This chapter focuses on the surgical neuropathology of demyelinating diseases of the central nervous system, that is, diseases in which myelin itself or the oligodendrocytes (or astrocytes in neuromyelitis optica) represent the targeted element with relative (although, in most cases, not absolute) preservation of axonal integrity. The chapter also includes diseases in which white matter is preferentially targeted by processes that are often more destructive than they are demyelinating (e.g., fat embolism, human immunodeficiency virus [HIV]-induced leukoencephalitis/vacuolar myelopathy). Diseases of the white matter are often neglected in surgical neuropathology, given the greater focus on neoplastic disease that forms the majority of diagnostic biopsies. Nonetheless, an important part of surgical neuropathology is the recognition of neoplasia in the presence of reactive myelinopathy and the need to avoid traps in the false recognition of reactive tumorous myelinopathic processes as neoplasm ("tumefactive multiple sclerosis"). Neuroradiologic techniques are more capable of localizing processes to permit stereotactic biopsies and increase the variety of diseases discussed in this chapter, diseases which would not have been previously considered for biopsy and were only confirmed at autopsy. Molecular genetic analysis now contributes substantively to the workup of white matter disease, particularly leukodystrophies. Thus, in this chapter there are discussions of common demyelinating disorders (multiple sclerosis, acute disseminated encephalomyelitis), destructive leukoencephalopathy, and leukoencephalitis, as well as rare forms of hereditary leukodystrophies, which are, admittedly, infrequently encountered in surgical biopsies.

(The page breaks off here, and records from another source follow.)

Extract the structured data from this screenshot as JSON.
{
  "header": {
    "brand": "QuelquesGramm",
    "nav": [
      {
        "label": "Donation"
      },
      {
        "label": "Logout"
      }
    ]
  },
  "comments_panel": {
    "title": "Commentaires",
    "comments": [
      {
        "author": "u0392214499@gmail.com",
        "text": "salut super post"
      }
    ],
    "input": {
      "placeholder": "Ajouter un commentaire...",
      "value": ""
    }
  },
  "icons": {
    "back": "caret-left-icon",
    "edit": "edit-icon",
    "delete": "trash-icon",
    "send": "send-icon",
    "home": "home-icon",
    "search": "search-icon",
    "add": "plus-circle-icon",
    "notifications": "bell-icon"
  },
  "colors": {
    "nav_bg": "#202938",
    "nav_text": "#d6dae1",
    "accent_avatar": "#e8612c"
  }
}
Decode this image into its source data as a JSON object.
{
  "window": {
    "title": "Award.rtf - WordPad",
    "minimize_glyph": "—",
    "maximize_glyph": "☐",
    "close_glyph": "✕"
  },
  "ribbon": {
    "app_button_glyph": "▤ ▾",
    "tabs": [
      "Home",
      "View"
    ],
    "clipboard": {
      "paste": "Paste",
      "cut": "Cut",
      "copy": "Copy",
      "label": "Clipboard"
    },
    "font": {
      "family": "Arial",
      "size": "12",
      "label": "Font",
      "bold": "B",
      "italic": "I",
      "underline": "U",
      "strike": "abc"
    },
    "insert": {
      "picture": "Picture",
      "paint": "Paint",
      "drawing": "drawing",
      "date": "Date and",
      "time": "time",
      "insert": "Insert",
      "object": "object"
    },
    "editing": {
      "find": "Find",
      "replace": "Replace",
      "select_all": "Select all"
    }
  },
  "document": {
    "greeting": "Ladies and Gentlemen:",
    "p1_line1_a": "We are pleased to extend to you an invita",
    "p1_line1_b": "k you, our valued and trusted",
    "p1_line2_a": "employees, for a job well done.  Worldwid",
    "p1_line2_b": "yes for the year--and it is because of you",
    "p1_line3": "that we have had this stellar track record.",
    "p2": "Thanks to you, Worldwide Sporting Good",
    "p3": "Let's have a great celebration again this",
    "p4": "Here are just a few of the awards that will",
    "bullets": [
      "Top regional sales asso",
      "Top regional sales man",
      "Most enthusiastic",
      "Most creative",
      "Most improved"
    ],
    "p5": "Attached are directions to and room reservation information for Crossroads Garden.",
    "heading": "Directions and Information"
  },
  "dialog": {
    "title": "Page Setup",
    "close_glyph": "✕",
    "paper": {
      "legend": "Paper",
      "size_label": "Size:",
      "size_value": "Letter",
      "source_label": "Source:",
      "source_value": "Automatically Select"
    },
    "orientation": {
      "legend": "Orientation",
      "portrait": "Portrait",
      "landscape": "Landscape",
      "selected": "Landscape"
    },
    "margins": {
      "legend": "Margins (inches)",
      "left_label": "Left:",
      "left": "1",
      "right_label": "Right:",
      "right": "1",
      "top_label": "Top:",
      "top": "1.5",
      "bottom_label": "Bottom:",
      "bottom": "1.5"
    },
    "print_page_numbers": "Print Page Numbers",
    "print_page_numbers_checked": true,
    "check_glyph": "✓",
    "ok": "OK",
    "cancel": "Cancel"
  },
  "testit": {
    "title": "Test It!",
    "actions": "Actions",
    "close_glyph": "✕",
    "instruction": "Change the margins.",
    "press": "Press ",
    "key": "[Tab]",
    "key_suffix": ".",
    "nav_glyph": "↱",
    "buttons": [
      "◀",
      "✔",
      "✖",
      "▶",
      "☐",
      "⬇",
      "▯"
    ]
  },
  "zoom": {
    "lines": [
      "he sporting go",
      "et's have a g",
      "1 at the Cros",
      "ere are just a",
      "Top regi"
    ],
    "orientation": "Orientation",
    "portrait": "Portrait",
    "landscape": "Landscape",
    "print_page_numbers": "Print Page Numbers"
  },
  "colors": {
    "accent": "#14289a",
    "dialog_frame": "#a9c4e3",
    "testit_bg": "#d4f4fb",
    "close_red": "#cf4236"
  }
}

|Title of host publication||Practical Surgical Neuropathology|
|Subtitle of host publication||A Diagnostic Approach A Volume in the Pattern Recognition Series|
|Number of pages||36|
|State||Published - Jan 1 2018|
- Autoimmune demyelination